## WHAT YOU NEED TO DO
For this exercise, write each entry below out precisely and omit the pictures.
### EXCERPTED RECORDS ###
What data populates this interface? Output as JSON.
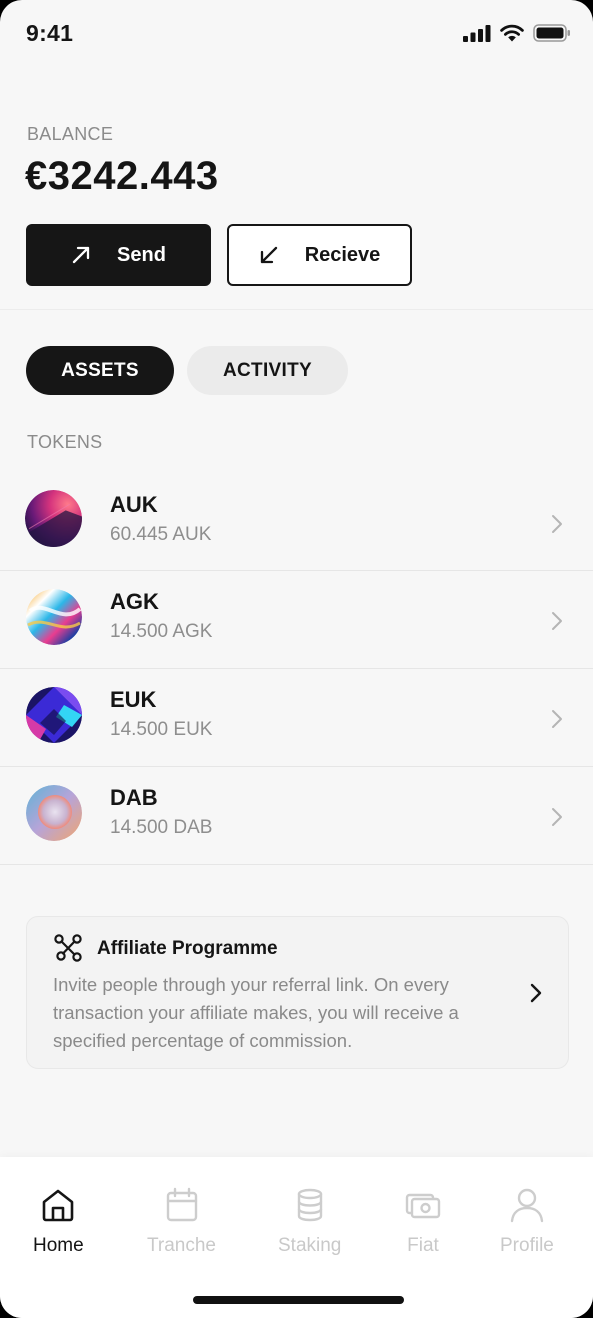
{
  "status": {
    "time": "9:41"
  },
  "balance": {
    "label": "BALANCE",
    "value": "€3242.443"
  },
  "actions": {
    "send_label": "Send",
    "receive_label": "Recieve"
  },
  "tabs": [
    {
      "label": "ASSETS",
      "active": true
    },
    {
      "label": "ACTIVITY",
      "active": false
    }
  ],
  "tokens_label": "TOKENS",
  "tokens": [
    {
      "symbol": "AUK",
      "amount": "60.445 AUK"
    },
    {
      "symbol": "AGK",
      "amount": "14.500 AGK"
    },
    {
      "symbol": "EUK",
      "amount": "14.500 EUK"
    },
    {
      "symbol": "DAB",
      "amount": "14.500 DAB"
    }
  ],
  "affiliate": {
    "title": "Affiliate Programme",
    "description": "Invite people through your referral link. On every transaction your affiliate makes, you will receive a specified percentage of commission.",
    "icon": "network-icon"
  },
  "nav": [
    {
      "label": "Home",
      "icon": "home-icon",
      "active": true
    },
    {
      "label": "Tranche",
      "icon": "calendar-icon",
      "active": false
    },
    {
      "label": "Staking",
      "icon": "coins-stack-icon",
      "active": false
    },
    {
      "label": "Fiat",
      "icon": "cash-icon",
      "active": false
    },
    {
      "label": "Profile",
      "icon": "user-icon",
      "active": false
    }
  ],
  "colors": {
    "primary": "#161616",
    "muted": "#8b8b8b",
    "inactive_nav": "#c9c9c9",
    "background": "#f7f7f7"
  }
}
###
## ANSWER
What data populates this interface? Output as JSON.
{
  "status": {
    "time": "9:41"
  },
  "balance": {
    "label": "BALANCE",
    "value": "€3242.443"
  },
  "actions": {
    "send_label": "Send",
    "receive_label": "Recieve"
  },
  "tabs": [
    {
      "label": "ASSETS",
      "active": true
    },
    {
      "label": "ACTIVITY",
      "active": false
    }
  ],
  "tokens_label": "TOKENS",
  "tokens": [
    {
      "symbol": "AUK",
      "amount": "60.445 AUK"
    },
    {
      "symbol": "AGK",
      "amount": "14.500 AGK"
    },
    {
      "symbol": "EUK",
      "amount": "14.500 EUK"
    },
    {
      "symbol": "DAB",
      "amount": "14.500 DAB"
    }
  ],
  "affiliate": {
    "title": "Affiliate Programme",
    "description": "Invite people through your referral link. On every transaction your affiliate makes, you will receive a specified percentage of commission.",
    "icon": "network-icon"
  },
  "nav": [
    {
      "label": "Home",
      "icon": "home-icon",
      "active": true
    },
    {
      "label": "Tranche",
      "icon": "calendar-icon",
      "active": false
    },
    {
      "label": "Staking",
      "icon": "coins-stack-icon",
      "active": false
    },
    {
      "label": "Fiat",
      "icon": "cash-icon",
      "active": false
    },
    {
      "label": "Profile",
      "icon": "user-icon",
      "active": false
    }
  ],
  "colors": {
    "primary": "#161616",
    "muted": "#8b8b8b",
    "inactive_nav": "#c9c9c9",
    "background": "#f7f7f7"
  }
}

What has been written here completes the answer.